Corinne Cantrill has long been resistant – like many avant-garde artists including Maya Deren and Jean Epstein – to the reductive use of Freudian psychoanalysis as a fixed, airtight interpretive grill. Not to mention her pragmatic distaste for modish, in-grown, obsessive, bourgeois self-introspection. So do not go looking for any tidy Oedipus or Elektra complexes in here. Likewise, do not hunt in In This Life’s Body for the metaphors, symbols and allegories and myths of the Jungian collective unconscious. There is spirituality in the work of the Cantrills, but it is of another type, in a different dimension, working on a more immanent plane.
On the other hand, the film is a minefield – one perhaps not entirely under the control of its maker – of interpersonal psychic projections, idealisations and displacements (just as photographs are), especially as these work themselves out through the generations of family relationships, and in the erotic attachments of love. No person is an island, and the Self is always formed in and against a network of pertinent Others. Corinne’s mother, we learn, “idealised her dead mother”. Her own father remains a shadowy figure. The celebrated filmmaker Philippe Grandrieux, on seeing the film in Buenos Aires in 2003, speculated about the relative absence of photos of Corinne’s own children, and the subtle dissonance this creates in her individual life-accounting. For her part, Corinne wonders whether, in past incarnations, she has been a man, and what kinds of relationships (whether a sibling, parent, child, lover or friend) she has previously engaged in, helping to create the volatile person she became.

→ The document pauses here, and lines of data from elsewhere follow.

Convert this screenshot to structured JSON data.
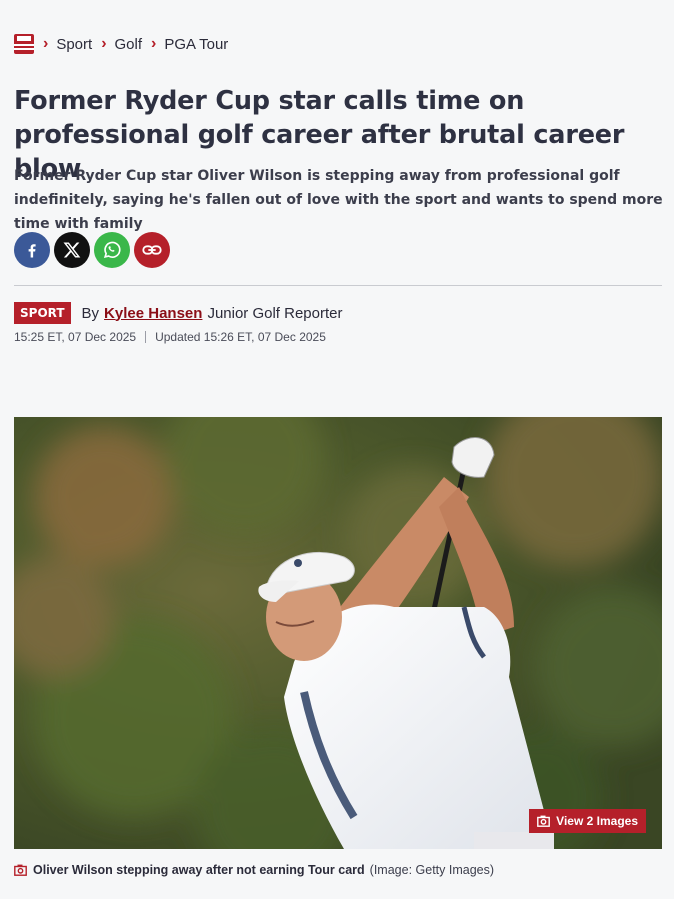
{
  "breadcrumb": {
    "items": [
      "Sport",
      "Golf",
      "PGA Tour"
    ]
  },
  "article": {
    "headline": "Former Ryder Cup star calls time on professional golf career after brutal career blow",
    "standfirst": "Former Ryder Cup star Oliver Wilson is stepping away from professional golf indefinitely, saying he's fallen out of love with the sport and wants to spend more time with family",
    "section_tag": "SPORT",
    "by_label": "By",
    "author": "Kylee Hansen",
    "author_role": "Junior Golf Reporter",
    "published": "15:25 ET, 07 Dec 2025",
    "updated": "Updated 15:26 ET, 07 Dec 2025"
  },
  "share": {
    "icons": [
      "facebook-icon",
      "x-icon",
      "whatsapp-icon",
      "link-icon"
    ]
  },
  "media": {
    "view_images_label": "View 2 Images",
    "caption": "Oliver Wilson stepping away after not earning Tour card",
    "credit": "(Image: Getty Images)"
  },
  "colors": {
    "brand_red": "#b5202a",
    "author_link": "#8b0e17",
    "headline": "#2e3142",
    "background": "#f6f7f8"
  }
}
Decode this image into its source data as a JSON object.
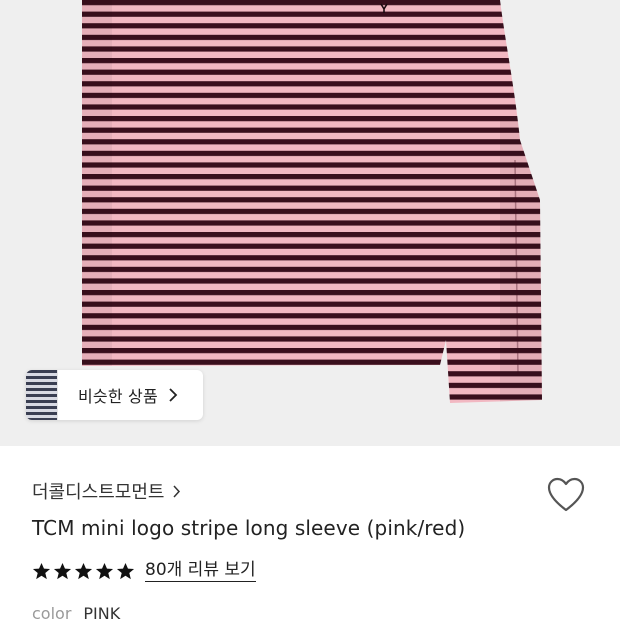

Corinne, as an artist, has perhaps come to feel, over time, that there is an inordinate emphasis on In This Life’s Body over and above the more evidently challenging, abstract and exploratory landscape work of Arthur and herself. Is its appeal too obvious, too accessible, too “sentimental” for this life-long avant-gardist? I vividly recall her disdain, at the live performances of Journey Through a Face and the first screenings of the finished film, over people thinking they immediately “knew” her intimately as a human being – the risk run by all “confessional”, autobiographical art. But a confession is also a mask, and is no less a fiction, a presentation of the self as one wants it to be seen.
In This Life’s Body makes for sobering and fascinating viewing in our Age of the Selfie, when people are more than ever in command of their self-imaging – and yet ever more unknowingly mired in clichés and stereotypes that inject alienation and neurosis into every gaze into the lens (even one’s own mobile phone lens). Corinne Cantrill offers us another way, from another time, of thinking-through and acting-out the process of self-portraiture. The vessel of ‘life’s body’ is not bound to a single identity or destiny; rather, it is discontinuous, relative, forever open to possibilities of transformation. It is a stream that (as Lesley Stern suggested) is “holey rather than wholesome”. There may be one death for each of us, but there are so many lives along the way.
I feel it is still possible to remake myself … in this life’s body.
Note: All italicised quotations are from the soundtrack of In This Life’s Body; a copy of the script was kindly supplied to me by Corinne & Arthur Cantrill in 2003. I am indebted to previous writing on the film by Freda Freiberg, Anna Dzenis, Kris Hemensley and Lesley Stern.